Mr. MUNEER TAMBURA (Strawberry Harvester): (Through translator) Well, life is difficult, and we have to get some money to survive. No work in Israel, no work inside Gaza, so what can we do? I am the breadwinner of the whole family.

GRADSTEIN: Farm Owner Mohamed Zarzak says the Tamburas are lucky they still have jobs. He's already laid off 15 of his 25 workers, even though the crop is ready to be picked. Usually Zarzak exports most of his crop via Israel to Europe. But Israel has closed the Carney(ph) Crossing Point for most of the past month, and Zarzak is forced to sell his berries on the local market in Gaza for a fraction of what he usually gets.

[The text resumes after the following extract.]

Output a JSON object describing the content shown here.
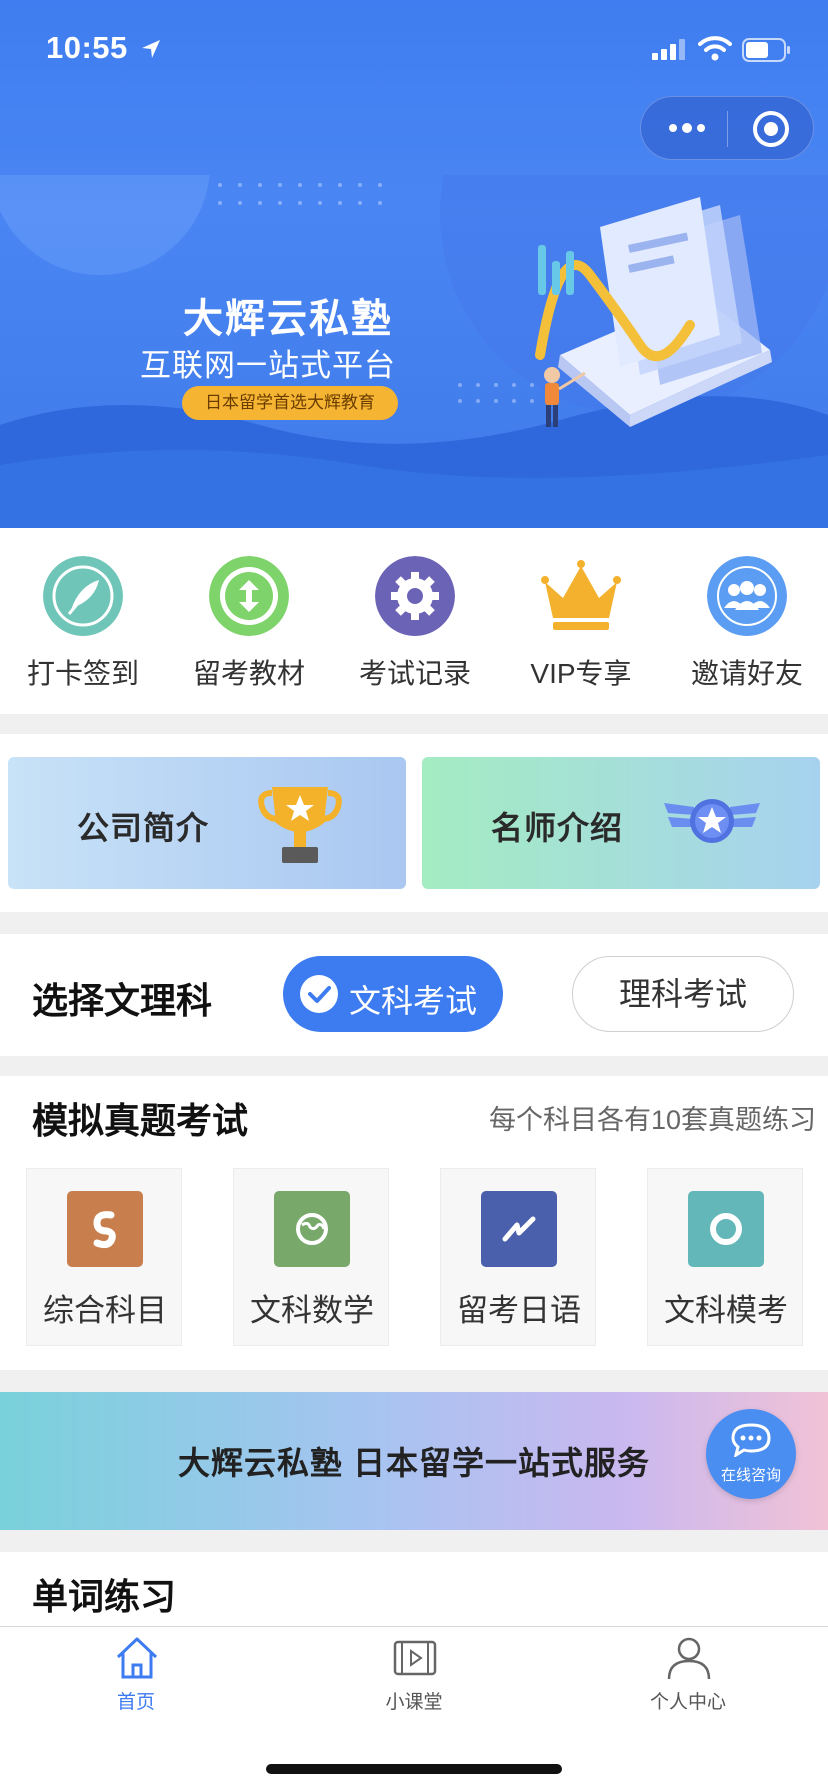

The closure of the crossing has also stopped goods from entering Gaza. United Nations' officials say stocks of wheat, sugar and cooking oil are dwindling in Gaza and could begin to run out within days. Israeli officials say the Carney Crossing is closed because of specific warnings of planned terrorist attacks.

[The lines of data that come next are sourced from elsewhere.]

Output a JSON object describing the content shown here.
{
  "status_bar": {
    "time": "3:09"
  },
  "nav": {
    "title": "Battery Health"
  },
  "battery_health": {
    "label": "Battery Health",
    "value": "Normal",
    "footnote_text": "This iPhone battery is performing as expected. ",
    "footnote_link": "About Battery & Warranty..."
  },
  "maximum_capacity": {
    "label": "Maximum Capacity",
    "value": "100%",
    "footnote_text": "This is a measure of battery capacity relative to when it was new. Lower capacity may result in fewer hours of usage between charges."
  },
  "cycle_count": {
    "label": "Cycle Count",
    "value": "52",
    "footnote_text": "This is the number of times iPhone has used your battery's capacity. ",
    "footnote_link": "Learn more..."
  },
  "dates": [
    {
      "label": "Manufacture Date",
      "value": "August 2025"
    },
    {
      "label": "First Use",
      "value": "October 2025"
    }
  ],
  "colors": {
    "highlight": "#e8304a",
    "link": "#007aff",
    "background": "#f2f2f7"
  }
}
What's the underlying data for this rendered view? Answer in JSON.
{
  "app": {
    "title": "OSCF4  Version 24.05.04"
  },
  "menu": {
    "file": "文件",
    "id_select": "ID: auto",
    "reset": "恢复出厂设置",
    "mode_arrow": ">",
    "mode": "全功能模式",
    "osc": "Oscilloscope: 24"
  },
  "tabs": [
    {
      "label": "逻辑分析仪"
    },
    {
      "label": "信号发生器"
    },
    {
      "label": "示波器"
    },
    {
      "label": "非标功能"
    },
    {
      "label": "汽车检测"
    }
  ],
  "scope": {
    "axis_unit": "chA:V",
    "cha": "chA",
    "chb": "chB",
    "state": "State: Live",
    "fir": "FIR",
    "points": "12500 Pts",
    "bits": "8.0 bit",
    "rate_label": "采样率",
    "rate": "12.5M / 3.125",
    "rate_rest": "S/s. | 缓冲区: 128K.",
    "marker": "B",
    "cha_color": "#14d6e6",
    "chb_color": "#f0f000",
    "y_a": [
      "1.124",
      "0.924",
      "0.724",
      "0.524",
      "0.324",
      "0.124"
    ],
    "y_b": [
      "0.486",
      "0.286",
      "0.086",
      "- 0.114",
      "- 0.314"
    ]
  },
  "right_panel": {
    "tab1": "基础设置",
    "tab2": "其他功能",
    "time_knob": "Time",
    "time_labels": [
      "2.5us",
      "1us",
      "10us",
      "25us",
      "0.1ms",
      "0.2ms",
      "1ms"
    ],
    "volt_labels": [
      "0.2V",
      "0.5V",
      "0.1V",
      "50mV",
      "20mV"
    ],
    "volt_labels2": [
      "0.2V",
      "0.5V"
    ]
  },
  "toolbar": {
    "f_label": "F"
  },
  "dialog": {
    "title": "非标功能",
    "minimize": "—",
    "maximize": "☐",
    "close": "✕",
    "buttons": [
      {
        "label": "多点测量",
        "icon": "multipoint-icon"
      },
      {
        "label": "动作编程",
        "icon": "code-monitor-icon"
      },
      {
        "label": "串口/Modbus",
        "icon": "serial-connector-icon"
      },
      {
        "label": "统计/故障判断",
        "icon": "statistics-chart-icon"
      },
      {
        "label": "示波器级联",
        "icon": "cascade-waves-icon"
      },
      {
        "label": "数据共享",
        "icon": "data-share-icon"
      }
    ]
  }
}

And they say the frequent Israeli shelling of Northern Gaza is a response to Palestinian rocket attacks on Southern Israel. But Mohamed Zarzak says it's not fair that he pays the price for the Kasam rockets that are fired at Israel from this region.

Mr. ZARZAK: (Through translator) On this day the Palestinians fire rockets at them, we are the ones paying the price. They hit our land, not the Kasam launchers or the guys who fire rockets.

GRADSTEIN: Zarzak says that when the Israeli soldiers left Gaza last summer after 38 years of occupation, he thought life would improve for the Palestinians. He acknowledges that he can travel freely in Gaza now without having to pass through Israeli checkpoints. But he says in most ways, life is worse than it was before. During the years of occupation, Zarzak says he made about $15,000 a year, a very good income in Gaza. But this year, he says, he's $25,000 in debt.

Linda Gradstein, NPR News.

Copyright © 2006 NPR. All rights reserved. Visit our website terms of use and permissions pages at for further information.

NPR transcripts are created on a rush deadline by a contractor for NPR, and accuracy and availability may vary. This text may not be in its final form and may be updated or revised in the future. Please be aware that the authoritative record of NPR’s programming is the audio.



Please keep your community civil. All comments must follow the Community rules and terms of use, and will be moderated prior to posting. NPR reserves the right to use the comments we receive, in whole or in part, and to use the commenter's name and location, in any medium. See also the Terms of Use, Privacy Policy and Community FAQ.